*Directions for this task:*
Your task is to tally the lines of the listing containing the word "desc" and report the figure alone.

Top of Exercise materials

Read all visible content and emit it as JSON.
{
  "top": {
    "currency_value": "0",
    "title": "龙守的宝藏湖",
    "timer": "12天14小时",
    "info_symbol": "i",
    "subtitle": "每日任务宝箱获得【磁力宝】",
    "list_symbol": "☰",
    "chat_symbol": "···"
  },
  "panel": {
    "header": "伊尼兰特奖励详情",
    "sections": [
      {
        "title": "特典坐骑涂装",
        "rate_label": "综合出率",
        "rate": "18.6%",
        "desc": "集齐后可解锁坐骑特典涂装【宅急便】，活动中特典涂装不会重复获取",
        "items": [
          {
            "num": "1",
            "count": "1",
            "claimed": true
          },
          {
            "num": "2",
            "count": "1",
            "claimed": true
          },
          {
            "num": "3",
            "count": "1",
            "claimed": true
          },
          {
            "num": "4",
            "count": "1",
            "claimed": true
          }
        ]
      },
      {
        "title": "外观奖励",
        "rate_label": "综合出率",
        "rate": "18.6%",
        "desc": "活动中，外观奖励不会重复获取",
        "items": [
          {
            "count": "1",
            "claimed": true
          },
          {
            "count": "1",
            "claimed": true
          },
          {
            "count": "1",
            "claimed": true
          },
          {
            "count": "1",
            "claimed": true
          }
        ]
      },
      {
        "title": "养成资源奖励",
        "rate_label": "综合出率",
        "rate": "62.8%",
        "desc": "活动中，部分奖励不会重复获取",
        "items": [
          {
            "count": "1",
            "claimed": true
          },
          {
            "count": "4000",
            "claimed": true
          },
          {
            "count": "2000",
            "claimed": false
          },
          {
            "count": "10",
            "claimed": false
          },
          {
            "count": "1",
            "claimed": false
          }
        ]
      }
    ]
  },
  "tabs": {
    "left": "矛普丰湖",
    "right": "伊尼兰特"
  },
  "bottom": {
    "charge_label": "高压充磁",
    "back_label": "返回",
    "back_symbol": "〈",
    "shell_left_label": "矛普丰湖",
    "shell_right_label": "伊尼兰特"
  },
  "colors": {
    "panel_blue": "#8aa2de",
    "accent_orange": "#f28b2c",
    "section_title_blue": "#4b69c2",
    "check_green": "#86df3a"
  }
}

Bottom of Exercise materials

*Solution to this problem:*
3